By Sam Combest– 

Picture this: in just three weeks, you will be a college graduate, you’re pushing through classes, scheduling finals early and stressing over job interviews. You sit back and start reflecting on the last four years of college, trying to figure out where the time went. Graduation may seem a lifetime away, but looking back, it went by faster than you could say Supercalifragilisticexpialidocious.

You are about to embark on the most exciting, wild and stressful time of your life.

Now that we have all of the sappy gunk out of the way, let’s go even deeper.

It’s okay to be afraid.

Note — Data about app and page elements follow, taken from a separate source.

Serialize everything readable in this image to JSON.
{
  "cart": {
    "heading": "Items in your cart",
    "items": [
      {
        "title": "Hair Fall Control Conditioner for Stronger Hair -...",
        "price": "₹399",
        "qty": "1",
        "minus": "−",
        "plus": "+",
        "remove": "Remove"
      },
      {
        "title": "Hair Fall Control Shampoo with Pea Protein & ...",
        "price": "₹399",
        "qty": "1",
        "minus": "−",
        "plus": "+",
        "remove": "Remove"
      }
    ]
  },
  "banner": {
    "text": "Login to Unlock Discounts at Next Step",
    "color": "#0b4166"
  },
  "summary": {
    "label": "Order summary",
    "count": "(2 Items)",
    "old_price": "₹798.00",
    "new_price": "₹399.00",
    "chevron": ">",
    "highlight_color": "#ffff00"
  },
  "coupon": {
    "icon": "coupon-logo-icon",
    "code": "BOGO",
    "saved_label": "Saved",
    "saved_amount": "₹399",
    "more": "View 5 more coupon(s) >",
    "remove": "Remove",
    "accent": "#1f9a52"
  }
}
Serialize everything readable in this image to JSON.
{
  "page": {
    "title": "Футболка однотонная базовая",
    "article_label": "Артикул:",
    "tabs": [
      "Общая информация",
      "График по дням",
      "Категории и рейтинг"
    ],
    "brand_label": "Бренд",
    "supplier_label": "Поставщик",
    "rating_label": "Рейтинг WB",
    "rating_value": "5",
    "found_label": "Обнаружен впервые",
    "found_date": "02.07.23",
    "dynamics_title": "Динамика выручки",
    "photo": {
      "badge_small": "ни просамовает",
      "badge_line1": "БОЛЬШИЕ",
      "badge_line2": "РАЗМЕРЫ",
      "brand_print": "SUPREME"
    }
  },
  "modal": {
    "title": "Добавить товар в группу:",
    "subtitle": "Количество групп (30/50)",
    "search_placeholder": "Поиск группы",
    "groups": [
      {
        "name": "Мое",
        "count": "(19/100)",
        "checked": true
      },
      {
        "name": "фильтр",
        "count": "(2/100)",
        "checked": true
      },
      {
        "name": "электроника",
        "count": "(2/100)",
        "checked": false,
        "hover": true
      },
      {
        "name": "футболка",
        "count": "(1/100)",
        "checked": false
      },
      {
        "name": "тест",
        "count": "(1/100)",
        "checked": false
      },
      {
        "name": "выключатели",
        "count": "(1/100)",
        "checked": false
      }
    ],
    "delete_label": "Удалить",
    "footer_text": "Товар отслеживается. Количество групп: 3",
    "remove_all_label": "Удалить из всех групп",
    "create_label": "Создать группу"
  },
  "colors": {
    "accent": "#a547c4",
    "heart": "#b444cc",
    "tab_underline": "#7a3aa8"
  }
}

Moving out and into your first dorm or apartment is probably something you dreamed about in high school. You may be walking into your empty dorm room when it hit’s you; “I’m actually in college now.”

We all have that ah-hah moment when it finally clicks. It hits everyone differently and that’s okay. You may be freaking out, realizing for the first time ever, you can’t just yell down the hall to ask your mom a question. You may be excited and feel like you’re on top of the world. You may be feeling overwhelmed with a mix of emotions, but remember, you are here. You have a purpose. You are officially a college student.

I’ll let you in on a secret though. A lot of your fellow freshman are probably feeling the same way looking around at their peers. Don’t be afraid to go sit with a stranger at the SAC that may be eating alone.

You may have a lot of worries about college, but don’t. Everyone is in the same boat.

Here comes the stereotypical “get involved” statement. 

Everyone says it but I mean it. Find the place where you belong and find people you have something in common with.

I regrettably did not get involved with the Ville’ns and The Cardinal until my senior year. Because of my involvement I got to be on the floor at every single Men’s basketball game. I got to sit in on meetings with President Bendapudi, Vince Tyra, Coach Mack and others. I got to meet tons of people through my senior year, that I otherwise would not have the opportunity to meet.

I got to go to my first ever March Madness game in Des Moines, Iowa where I had Bill Murray sitting just four rows down from me. I got to sit at the team hotel’s bar talking with local sports journalists hearing about Murray serving the entire hotel bar food and drinks.

Self Care is important. 

You are battling school, work, family, extra curriculars, and who knows what else, but don’t forget your “me time.”

Remember this: surviving is still thriving. You may be feeling like you’re barely holding on, but you are here.

Your homework can wait. Not saying don’t do it, but if you are too overwhelmed or underwhelmed to do it, and won’t be able to turn in quality work, TALK TO YOUR PROFESSOR. Professors are there to help. They want to help so let them.

Professors are more than teachers, they can be your greatest asset when graduation time comes. They can end up being a reference or mentor, and best of all, your friend.

Failure is okay. 

I never thought I would ever have to tell my parents that I failed a class. I went from honor roll and part of National Honors society with academic awards to transferring with a 1.7 GPA looking for a fresh start.

As embarrassing as that 1.7 GPA was, I don’t think I would’ve had the same life lessons from college if I had kept with my honor roll. I learned failure happens, even more so, I learned who I was becoming and what path I didn’t want to go down. I lost more than my KHEEA money. I lost what I stood for, I lost my focus, my drive and I dropped all my goals. My failure snapped me out of it.

Coming home was a nightmare, or so I thought. I came home from my freshman year of college completely defeated, just a skeleton of who I was and even farther from who I wanted to be.

If there is anything you can take out of my failure it would be the following: go to class, reach out to your professor the second you feel behind and don’t be too proud to get a tutor. If you feel life is weighing you down, seek help. If you’re failing and it’s not due to your lack of trying, consider that maybe you were meant to go down another path.

College is a time of finding your talents and strengths and learning how to utilize them. This is your time away and your time to find yourself and your passions. You are now in charge of your journey.

If you look back and have regrets, you didn’t do it right.

Oh, and one more thing, don’t forget to call your mom and check in with your family.

Photo courtesy of Sam Combest / The Louisville Cardinal